_ACTIVITY_
Wherever a line in the records below contains "contributes", copy that line.

---

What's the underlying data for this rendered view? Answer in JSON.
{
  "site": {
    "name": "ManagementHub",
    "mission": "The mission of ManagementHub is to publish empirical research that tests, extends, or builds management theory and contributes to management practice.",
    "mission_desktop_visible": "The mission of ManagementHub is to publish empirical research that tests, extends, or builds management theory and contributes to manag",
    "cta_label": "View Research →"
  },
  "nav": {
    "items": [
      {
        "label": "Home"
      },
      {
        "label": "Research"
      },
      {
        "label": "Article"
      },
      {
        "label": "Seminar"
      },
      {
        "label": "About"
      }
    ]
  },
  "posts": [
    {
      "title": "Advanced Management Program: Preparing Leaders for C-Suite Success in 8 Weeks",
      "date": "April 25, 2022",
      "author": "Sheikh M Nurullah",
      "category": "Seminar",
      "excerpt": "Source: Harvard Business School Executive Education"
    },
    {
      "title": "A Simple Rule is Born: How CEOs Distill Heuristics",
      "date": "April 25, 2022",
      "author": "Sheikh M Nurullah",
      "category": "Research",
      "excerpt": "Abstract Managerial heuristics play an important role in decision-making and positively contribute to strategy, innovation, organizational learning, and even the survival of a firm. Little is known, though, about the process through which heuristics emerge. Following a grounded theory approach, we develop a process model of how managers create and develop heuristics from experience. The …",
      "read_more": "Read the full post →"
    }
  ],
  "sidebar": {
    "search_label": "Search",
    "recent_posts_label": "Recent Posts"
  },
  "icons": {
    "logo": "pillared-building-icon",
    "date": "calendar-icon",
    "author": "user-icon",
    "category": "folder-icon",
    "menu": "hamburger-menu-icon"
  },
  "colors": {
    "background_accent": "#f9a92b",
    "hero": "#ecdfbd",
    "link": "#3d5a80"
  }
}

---

_ANSWER BOX_
    "mission": "The mission of ManagementHub is to publish empirical research that tests, extends, or builds management theory and contributes to management practice.",
    "mission_desktop_visible": "The mission of ManagementHub is to publish empirical research that tests, extends, or builds management theory and contributes to manag",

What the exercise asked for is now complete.